-- WHAT THE TASK REQUIRES --
Nothing in the records may be altered. Repeat them in full.

★ ★ ★ ★

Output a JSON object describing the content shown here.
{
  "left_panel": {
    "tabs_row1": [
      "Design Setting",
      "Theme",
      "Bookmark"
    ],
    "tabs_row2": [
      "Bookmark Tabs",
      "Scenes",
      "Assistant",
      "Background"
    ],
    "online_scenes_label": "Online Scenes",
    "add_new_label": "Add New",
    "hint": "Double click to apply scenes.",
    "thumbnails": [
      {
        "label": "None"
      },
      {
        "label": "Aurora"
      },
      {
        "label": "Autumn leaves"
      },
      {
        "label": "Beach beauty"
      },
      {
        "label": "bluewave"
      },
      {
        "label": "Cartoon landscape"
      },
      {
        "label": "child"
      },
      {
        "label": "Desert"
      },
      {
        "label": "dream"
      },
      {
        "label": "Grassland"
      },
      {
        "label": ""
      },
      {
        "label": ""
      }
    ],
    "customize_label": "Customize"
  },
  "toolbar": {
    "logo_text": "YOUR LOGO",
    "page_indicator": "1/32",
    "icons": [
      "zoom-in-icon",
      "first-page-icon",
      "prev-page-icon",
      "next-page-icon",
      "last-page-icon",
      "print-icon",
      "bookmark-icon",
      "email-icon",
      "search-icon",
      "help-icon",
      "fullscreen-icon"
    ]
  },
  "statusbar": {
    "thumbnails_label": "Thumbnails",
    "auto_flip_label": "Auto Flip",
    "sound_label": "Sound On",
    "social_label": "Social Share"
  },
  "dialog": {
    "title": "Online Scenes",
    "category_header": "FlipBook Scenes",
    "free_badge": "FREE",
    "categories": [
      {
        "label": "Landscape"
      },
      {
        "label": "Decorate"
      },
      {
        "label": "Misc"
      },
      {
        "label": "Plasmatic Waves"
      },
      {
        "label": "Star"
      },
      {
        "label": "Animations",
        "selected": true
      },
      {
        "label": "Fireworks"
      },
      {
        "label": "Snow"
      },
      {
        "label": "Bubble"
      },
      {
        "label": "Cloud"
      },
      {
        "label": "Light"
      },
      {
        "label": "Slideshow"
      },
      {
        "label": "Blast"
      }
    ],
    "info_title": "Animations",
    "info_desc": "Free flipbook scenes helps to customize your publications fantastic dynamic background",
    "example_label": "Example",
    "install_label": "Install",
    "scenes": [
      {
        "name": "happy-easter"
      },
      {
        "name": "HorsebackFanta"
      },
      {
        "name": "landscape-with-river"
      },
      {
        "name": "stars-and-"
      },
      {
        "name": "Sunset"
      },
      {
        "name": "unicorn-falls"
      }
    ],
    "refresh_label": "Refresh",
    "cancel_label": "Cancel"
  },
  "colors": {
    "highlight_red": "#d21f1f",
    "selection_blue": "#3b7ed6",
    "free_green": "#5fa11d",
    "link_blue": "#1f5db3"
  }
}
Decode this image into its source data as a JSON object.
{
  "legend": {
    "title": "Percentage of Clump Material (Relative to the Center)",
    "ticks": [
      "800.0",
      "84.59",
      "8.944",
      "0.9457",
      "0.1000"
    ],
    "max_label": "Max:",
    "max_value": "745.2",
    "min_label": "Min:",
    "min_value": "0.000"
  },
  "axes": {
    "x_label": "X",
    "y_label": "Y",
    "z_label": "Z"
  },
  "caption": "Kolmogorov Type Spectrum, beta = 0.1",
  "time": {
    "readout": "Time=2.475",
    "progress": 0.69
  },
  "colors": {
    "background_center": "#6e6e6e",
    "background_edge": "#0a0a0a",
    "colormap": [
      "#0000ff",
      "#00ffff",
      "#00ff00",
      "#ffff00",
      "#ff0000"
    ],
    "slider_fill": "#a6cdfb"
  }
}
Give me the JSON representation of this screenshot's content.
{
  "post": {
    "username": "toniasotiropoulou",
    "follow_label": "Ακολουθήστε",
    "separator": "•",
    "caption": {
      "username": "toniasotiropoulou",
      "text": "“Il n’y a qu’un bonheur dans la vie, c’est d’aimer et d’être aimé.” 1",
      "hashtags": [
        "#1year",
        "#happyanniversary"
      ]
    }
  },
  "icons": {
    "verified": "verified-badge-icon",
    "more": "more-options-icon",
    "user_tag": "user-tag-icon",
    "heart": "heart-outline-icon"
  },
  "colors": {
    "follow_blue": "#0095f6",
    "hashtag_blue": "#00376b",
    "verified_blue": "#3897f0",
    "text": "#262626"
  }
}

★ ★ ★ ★

-- RESULT FOR THIS TASK --
Output a JSON object describing the content shown here.
{
  "left_panel": {
    "tabs_row1": [
      "Design Setting",
      "Theme",
      "Bookmark"
    ],
    "tabs_row2": [
      "Bookmark Tabs",
      "Scenes",
      "Assistant",
      "Background"
    ],
    "online_scenes_label": "Online Scenes",
    "add_new_label": "Add New",
    "hint": "Double click to apply scenes.",
    "thumbnails": [
      {
        "label": "None"
      },
      {
        "label": "Aurora"
      },
      {
        "label": "Autumn leaves"
      },
      {
        "label": "Beach beauty"
      },
      {
        "label": "bluewave"
      },
      {
        "label": "Cartoon landscape"
      },
      {
        "label": "child"
      },
      {
        "label": "Desert"
      },
      {
        "label": "dream"
      },
      {
        "label": "Grassland"
      },
      {
        "label": ""
      },
      {
        "label": ""
      }
    ],
    "customize_label": "Customize"
  },
  "toolbar": {
    "logo_text": "YOUR LOGO",
    "page_indicator": "1/32",
    "icons": [
      "zoom-in-icon",
      "first-page-icon",
      "prev-page-icon",
      "next-page-icon",
      "last-page-icon",
      "print-icon",
      "bookmark-icon",
      "email-icon",
      "search-icon",
      "help-icon",
      "fullscreen-icon"
    ]
  },
  "statusbar": {
    "thumbnails_label": "Thumbnails",
    "auto_flip_label": "Auto Flip",
    "sound_label": "Sound On",
    "social_label": "Social Share"
  },
  "dialog": {
    "title": "Online Scenes",
    "category_header": "FlipBook Scenes",
    "free_badge": "FREE",
    "categories": [
      {
        "label": "Landscape"
      },
      {
        "label": "Decorate"
      },
      {
        "label": "Misc"
      },
      {
        "label": "Plasmatic Waves"
      },
      {
        "label": "Star"
      },
      {
        "label": "Animations",
        "selected": true
      },
      {
        "label": "Fireworks"
      },
      {
        "label": "Snow"
      },
      {
        "label": "Bubble"
      },
      {
        "label": "Cloud"
      },
      {
        "label": "Light"
      },
      {
        "label": "Slideshow"
      },
      {
        "label": "Blast"
      }
    ],
    "info_title": "Animations",
    "info_desc": "Free flipbook scenes helps to customize your publications fantastic dynamic background",
    "example_label": "Example",
    "install_label": "Install",
    "scenes": [
      {
        "name": "happy-easter"
      },
      {
        "name": "HorsebackFanta"
      },
      {
        "name": "landscape-with-river"
      },
      {
        "name": "stars-and-"
      },
      {
        "name": "Sunset"
      },
      {
        "name": "unicorn-falls"
      }
    ],
    "refresh_label": "Refresh",
    "cancel_label": "Cancel"
  },
  "colors": {
    "highlight_red": "#d21f1f",
    "selection_blue": "#3b7ed6",
    "free_green": "#5fa11d",
    "link_blue": "#1f5db3"
  }
}
Decode this image into its source data as a JSON object.
{
  "legend": {
    "title": "Percentage of Clump Material (Relative to the Center)",
    "ticks": [
      "800.0",
      "84.59",
      "8.944",
      "0.9457",
      "0.1000"
    ],
    "max_label": "Max:",
    "max_value": "745.2",
    "min_label": "Min:",
    "min_value": "0.000"
  },
  "axes": {
    "x_label": "X",
    "y_label": "Y",
    "z_label": "Z"
  },
  "caption": "Kolmogorov Type Spectrum, beta = 0.1",
  "time": {
    "readout": "Time=2.475",
    "progress": 0.69
  },
  "colors": {
    "background_center": "#6e6e6e",
    "background_edge": "#0a0a0a",
    "colormap": [
      "#0000ff",
      "#00ffff",
      "#00ff00",
      "#ffff00",
      "#ff0000"
    ],
    "slider_fill": "#a6cdfb"
  }
}
Give me the JSON representation of this screenshot's content.
{
  "post": {
    "username": "toniasotiropoulou",
    "follow_label": "Ακολουθήστε",
    "separator": "•",
    "caption": {
      "username": "toniasotiropoulou",
      "text": "“Il n’y a qu’un bonheur dans la vie, c’est d’aimer et d’être aimé.” 1",
      "hashtags": [
        "#1year",
        "#happyanniversary"
      ]
    }
  },
  "icons": {
    "verified": "verified-badge-icon",
    "more": "more-options-icon",
    "user_tag": "user-tag-icon",
    "heart": "heart-outline-icon"
  },
  "colors": {
    "follow_blue": "#0095f6",
    "hashtag_blue": "#00376b",
    "verified_blue": "#3897f0",
    "text": "#262626"
  }
}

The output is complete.